**Task statement**. Look through the records below and say how many lines include "when". Give only that number.

════════════════

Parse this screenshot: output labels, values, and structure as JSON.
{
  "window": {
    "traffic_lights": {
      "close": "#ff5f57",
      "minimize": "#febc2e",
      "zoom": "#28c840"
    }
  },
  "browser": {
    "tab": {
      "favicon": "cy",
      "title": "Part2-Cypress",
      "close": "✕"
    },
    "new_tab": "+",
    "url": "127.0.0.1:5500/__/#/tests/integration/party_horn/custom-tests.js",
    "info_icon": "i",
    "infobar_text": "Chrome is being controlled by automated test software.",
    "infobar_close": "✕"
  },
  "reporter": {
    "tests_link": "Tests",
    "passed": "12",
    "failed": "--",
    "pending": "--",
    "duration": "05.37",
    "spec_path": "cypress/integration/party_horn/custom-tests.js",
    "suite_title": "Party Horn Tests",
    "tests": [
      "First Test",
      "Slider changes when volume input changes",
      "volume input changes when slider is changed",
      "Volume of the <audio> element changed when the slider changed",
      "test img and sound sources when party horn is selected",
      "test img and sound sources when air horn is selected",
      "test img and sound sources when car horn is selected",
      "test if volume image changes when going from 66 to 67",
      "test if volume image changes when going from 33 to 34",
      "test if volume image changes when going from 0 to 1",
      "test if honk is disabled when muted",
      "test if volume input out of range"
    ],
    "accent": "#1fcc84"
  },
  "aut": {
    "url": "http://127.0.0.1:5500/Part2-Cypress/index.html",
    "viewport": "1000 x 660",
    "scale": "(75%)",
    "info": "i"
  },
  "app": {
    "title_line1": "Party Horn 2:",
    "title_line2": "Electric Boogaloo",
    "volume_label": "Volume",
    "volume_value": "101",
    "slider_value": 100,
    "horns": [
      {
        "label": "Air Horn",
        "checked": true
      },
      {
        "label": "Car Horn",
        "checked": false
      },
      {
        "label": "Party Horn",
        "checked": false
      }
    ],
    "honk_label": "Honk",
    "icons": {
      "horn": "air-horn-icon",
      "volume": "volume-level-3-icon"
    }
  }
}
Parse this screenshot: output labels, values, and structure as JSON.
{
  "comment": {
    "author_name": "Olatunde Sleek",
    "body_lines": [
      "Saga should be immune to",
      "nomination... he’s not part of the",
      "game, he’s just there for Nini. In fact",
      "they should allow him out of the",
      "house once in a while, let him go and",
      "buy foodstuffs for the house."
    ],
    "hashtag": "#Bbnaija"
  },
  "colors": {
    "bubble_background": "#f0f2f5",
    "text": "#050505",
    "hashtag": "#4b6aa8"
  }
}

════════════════

**Your response**. 10